* [ACTIVITY] List all the lines in these records that hold "busuanzi".

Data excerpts
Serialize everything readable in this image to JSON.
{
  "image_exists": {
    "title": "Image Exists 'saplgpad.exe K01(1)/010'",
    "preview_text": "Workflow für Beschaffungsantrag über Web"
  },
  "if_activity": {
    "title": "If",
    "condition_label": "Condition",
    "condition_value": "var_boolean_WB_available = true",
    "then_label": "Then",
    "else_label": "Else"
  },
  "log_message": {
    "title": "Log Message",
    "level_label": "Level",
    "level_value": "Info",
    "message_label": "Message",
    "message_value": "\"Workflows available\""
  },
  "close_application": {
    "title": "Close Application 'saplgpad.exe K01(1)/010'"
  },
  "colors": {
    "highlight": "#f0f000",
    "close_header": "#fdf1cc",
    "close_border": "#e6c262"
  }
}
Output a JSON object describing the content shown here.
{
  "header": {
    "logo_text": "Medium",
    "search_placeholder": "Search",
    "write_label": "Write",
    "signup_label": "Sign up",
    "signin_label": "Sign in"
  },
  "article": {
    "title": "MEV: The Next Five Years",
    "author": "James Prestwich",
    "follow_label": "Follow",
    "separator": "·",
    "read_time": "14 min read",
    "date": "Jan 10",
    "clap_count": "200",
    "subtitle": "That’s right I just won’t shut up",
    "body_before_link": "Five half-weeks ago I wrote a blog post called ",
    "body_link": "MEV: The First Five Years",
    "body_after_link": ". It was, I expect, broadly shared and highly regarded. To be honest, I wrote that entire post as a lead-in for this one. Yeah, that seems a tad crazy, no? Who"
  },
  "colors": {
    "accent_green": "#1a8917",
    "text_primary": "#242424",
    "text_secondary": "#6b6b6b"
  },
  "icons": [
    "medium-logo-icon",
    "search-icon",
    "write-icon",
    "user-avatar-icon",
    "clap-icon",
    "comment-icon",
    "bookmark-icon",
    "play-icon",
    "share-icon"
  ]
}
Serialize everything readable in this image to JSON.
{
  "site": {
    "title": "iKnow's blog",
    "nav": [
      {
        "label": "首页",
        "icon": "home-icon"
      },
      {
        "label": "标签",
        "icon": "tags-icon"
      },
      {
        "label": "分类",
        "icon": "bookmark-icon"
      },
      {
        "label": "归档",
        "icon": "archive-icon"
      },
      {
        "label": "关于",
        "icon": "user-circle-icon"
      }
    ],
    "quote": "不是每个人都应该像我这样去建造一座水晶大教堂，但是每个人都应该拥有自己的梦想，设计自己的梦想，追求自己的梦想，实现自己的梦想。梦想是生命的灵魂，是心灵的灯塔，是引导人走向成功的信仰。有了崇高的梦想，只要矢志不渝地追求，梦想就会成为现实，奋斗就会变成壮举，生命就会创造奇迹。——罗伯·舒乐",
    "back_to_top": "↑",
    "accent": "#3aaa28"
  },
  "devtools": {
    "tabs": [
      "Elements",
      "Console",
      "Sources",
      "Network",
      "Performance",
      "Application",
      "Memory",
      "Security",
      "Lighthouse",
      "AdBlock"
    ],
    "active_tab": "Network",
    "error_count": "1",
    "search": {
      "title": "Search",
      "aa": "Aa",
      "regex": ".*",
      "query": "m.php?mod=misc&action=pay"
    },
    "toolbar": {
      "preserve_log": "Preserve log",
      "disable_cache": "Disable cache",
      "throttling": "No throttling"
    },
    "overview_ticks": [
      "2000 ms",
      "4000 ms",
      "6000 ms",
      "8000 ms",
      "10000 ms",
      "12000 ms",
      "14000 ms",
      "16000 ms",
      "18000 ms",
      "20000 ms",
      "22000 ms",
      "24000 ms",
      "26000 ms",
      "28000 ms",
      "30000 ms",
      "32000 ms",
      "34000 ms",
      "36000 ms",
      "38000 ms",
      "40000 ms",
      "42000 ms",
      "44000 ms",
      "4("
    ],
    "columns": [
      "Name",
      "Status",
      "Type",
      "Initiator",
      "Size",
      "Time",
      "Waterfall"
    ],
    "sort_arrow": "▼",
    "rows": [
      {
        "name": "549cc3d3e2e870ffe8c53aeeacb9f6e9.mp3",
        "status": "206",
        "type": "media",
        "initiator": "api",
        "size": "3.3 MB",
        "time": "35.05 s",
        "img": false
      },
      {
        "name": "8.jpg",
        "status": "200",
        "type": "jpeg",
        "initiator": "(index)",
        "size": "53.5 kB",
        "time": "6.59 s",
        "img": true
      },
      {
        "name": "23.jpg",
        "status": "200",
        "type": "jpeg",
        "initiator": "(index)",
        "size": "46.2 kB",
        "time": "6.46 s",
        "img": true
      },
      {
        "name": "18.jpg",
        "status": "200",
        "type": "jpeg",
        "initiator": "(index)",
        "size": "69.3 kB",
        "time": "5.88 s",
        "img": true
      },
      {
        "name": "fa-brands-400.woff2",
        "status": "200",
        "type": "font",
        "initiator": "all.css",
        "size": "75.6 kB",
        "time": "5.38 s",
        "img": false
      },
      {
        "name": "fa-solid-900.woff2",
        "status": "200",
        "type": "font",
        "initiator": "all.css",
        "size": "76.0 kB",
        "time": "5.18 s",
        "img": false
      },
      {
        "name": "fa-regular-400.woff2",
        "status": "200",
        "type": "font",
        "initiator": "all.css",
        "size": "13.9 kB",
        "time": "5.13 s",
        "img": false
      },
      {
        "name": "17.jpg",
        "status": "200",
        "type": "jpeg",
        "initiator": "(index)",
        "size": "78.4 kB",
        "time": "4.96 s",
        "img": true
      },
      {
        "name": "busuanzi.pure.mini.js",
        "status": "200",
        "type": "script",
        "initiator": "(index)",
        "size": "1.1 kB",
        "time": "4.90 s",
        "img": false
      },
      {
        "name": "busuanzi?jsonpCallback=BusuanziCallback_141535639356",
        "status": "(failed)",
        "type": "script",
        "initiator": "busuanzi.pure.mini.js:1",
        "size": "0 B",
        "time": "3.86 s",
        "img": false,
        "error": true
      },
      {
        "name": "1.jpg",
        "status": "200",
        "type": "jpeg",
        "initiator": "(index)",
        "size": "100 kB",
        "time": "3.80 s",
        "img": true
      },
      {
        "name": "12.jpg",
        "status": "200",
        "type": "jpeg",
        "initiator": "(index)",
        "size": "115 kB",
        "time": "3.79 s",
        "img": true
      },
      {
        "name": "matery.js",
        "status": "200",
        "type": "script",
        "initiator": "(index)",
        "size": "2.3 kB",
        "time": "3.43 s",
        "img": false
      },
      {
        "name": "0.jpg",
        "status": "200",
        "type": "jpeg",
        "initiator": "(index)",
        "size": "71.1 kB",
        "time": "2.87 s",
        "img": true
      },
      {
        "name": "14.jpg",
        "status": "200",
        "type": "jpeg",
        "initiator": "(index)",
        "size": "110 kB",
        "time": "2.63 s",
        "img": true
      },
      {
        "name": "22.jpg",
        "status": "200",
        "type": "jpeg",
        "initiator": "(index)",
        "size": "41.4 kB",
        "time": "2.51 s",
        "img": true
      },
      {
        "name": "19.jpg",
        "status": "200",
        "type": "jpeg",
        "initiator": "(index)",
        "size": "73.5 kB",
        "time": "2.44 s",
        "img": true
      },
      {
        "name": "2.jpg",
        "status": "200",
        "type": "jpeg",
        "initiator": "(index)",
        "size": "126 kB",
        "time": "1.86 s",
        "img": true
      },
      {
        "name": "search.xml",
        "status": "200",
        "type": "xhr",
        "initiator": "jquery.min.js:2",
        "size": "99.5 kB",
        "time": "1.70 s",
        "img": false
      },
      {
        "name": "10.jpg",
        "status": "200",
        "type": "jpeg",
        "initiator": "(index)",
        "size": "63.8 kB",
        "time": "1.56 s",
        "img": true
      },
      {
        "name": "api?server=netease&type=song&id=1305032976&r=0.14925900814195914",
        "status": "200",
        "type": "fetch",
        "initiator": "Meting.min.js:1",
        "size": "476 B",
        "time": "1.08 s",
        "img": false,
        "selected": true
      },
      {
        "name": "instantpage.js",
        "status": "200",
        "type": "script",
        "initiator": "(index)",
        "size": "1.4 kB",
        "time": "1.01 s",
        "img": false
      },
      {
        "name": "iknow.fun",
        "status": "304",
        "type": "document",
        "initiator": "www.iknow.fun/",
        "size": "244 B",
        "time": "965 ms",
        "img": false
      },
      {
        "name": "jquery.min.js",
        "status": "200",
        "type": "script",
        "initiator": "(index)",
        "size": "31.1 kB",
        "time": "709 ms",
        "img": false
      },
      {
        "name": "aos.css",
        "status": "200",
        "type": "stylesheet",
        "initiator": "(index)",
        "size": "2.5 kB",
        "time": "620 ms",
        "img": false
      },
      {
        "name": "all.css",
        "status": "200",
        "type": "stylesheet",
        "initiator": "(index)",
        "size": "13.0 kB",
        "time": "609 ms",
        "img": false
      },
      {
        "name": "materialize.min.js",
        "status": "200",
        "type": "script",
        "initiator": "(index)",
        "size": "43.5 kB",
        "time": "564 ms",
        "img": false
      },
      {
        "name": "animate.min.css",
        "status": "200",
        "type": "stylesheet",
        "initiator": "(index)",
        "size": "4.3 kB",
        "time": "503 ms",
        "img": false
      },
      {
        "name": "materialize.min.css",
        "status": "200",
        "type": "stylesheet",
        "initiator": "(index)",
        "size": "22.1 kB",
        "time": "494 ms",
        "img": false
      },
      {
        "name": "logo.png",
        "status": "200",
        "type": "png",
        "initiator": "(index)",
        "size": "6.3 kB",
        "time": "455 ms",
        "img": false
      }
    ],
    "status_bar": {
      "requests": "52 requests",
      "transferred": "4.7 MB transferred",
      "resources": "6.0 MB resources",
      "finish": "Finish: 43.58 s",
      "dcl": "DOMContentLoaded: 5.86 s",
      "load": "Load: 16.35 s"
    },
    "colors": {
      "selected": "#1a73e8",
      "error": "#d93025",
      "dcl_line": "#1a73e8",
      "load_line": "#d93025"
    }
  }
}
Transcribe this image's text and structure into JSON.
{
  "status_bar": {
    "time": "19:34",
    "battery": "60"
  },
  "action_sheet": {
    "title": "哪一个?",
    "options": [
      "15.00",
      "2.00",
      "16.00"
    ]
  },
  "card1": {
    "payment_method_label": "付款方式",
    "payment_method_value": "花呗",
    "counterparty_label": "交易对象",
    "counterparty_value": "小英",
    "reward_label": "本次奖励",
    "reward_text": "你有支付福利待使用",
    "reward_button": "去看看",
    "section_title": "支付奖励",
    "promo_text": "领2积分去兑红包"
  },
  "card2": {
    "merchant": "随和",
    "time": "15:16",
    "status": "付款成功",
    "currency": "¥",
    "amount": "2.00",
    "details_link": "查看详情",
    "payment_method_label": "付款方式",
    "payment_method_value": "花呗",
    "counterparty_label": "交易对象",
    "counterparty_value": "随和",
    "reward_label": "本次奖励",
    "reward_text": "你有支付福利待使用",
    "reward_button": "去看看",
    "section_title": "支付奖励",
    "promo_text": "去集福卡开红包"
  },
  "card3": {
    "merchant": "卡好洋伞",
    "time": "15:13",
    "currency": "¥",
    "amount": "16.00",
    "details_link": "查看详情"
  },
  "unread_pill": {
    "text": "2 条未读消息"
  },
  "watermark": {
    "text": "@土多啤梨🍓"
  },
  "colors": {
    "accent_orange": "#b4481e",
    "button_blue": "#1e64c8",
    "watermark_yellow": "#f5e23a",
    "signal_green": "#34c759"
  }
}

* [TASK RESPONSE]
        "name": "busuanzi.pure.mini.js",
        "name": "busuanzi?jsonpCallback=BusuanziCallback_141535639356",
        "initiator": "busuanzi.pure.mini.js:1",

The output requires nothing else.